For many people, psychotherapy and psychiatry are helpful treatments for anxiety. However, some experts believe that the most effective treatment plans for the disorder are inclusive of therapy, pharmacology, and depending on the patient’s needs, individualized complementary treatments.
Psychological therapies and pharmaceutical medicines are traditionally the forerunners of the recommended options for patients experiencing anxiety. Unfortunately, a fair amount of sufferers still struggle with typical symptoms. Some patient and professionals may argue that anxiety disorders are under-treated in most cases. Regardless of whether you agree or disagree, it does not stop many patients from turning to nutraceuticals and herbal supplements to mend the disheveled pieces of their mental health.
Anxiety Is Complex
Anxiety is a complicated disorder to treat because the root of it can be difficult to determine. Causes could vary from an underlying medical condition to malnutrition. Each person has a different chemical makeup and other biological variances. Therefore, people may respond to the same medicine, pharmaceutical or natural, in various ways — whether it be receptively or negatively. If a patient is considering alternative treatment with anxiety supplements, just like with a doctor’s suggestion to adjust medication from time to time, the patient may need to do some experimentation before finding the right supplement or combination of natural options.
Are There Any Herbal Medicines That Have Scientific Backing?
According to Jerome Sarris, Ph.D., from the University of Melbourne, there are currently 20 plants that have clinical support for medicinal use to treat anxiety. Among them are galphimia and kava, which has been proven effective for generalized anxiety. There are formal studies that suggest that the use of milk thistle, passionflower, lemon balm, Gotu Kola, Iranian borage, chamomile, ginkgo, roseroot, and skullcap are adequate anxiety treatments. There exist research that has tested sage and bitter orange, showing that they also reduce anxiety.

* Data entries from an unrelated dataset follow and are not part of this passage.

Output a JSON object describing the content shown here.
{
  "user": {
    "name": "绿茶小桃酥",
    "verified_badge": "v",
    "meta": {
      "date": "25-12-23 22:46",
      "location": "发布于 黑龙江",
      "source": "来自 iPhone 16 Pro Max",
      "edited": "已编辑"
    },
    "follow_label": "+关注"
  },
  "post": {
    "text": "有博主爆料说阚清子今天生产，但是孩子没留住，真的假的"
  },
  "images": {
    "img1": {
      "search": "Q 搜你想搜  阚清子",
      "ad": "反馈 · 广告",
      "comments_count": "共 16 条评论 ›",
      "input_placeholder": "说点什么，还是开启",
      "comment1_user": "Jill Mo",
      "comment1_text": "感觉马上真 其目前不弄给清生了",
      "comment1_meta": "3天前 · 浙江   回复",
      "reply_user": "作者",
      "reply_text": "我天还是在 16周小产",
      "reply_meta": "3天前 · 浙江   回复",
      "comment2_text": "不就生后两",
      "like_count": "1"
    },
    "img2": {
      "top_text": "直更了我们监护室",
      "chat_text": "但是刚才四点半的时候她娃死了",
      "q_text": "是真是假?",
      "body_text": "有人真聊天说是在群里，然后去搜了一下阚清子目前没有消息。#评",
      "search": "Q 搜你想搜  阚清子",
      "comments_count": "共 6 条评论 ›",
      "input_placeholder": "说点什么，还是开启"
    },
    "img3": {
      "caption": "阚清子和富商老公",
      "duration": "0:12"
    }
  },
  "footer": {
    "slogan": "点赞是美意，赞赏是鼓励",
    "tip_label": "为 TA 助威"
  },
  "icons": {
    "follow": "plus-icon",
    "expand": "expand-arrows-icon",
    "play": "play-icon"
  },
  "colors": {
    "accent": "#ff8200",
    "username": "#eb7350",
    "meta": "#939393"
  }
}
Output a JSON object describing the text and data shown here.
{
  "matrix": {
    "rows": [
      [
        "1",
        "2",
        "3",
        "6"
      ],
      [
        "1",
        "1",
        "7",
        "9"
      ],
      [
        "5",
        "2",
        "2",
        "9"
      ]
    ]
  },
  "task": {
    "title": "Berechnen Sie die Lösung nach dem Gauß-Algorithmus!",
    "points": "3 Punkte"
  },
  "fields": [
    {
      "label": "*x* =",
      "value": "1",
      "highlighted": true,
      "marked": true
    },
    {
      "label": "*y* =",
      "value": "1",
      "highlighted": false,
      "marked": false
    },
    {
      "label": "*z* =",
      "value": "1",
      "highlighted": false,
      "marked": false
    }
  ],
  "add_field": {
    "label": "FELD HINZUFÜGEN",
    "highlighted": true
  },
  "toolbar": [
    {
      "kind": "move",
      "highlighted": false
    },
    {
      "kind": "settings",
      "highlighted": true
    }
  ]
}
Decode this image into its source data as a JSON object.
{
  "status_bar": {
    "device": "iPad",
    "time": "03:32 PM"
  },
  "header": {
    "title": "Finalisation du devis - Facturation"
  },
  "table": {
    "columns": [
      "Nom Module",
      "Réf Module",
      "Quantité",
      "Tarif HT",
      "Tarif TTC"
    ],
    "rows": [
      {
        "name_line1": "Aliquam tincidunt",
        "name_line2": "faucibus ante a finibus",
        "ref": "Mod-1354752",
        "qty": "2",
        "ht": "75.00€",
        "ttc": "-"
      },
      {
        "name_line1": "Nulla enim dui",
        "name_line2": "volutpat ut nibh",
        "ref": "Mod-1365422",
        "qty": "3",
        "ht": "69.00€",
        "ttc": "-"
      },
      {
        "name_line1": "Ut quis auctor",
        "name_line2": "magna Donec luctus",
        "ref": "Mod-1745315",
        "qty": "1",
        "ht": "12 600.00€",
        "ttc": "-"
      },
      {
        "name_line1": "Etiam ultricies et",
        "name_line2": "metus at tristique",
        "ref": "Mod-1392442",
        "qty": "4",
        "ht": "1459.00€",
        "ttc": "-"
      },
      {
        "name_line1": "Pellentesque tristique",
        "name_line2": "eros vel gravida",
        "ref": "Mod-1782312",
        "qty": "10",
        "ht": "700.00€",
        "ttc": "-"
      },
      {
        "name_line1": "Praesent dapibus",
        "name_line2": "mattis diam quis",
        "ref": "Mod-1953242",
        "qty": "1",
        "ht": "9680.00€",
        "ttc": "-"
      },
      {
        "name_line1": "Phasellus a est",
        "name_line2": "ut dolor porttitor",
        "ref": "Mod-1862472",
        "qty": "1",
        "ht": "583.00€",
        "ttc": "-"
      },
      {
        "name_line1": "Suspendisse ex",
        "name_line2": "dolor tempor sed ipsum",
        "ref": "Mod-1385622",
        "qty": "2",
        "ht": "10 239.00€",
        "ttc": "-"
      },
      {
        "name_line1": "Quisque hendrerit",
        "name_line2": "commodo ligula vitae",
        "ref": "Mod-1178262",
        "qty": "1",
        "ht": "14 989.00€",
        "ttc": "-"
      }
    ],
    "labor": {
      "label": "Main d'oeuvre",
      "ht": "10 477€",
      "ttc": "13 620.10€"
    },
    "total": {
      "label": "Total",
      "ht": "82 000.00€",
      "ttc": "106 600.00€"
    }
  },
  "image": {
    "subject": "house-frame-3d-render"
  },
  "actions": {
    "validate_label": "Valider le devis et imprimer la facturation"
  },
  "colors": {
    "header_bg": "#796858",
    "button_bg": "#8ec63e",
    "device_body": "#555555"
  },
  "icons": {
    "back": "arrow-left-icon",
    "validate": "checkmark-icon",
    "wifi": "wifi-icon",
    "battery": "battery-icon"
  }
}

Studies show that people suffering from cognitive decline and also experiencing anxiety can benefit from using Bacopa. General anxiety disorder (GAD) patients have shown in clinical trials to have some encouraging responses from ashwagandha, but the evidence is still tentative. Kava seems to have the most significant support and most proponents for it being a suitable treatment for GAD. However, recent research indicates there could be a health risk associated with kava, mainly kidney damage.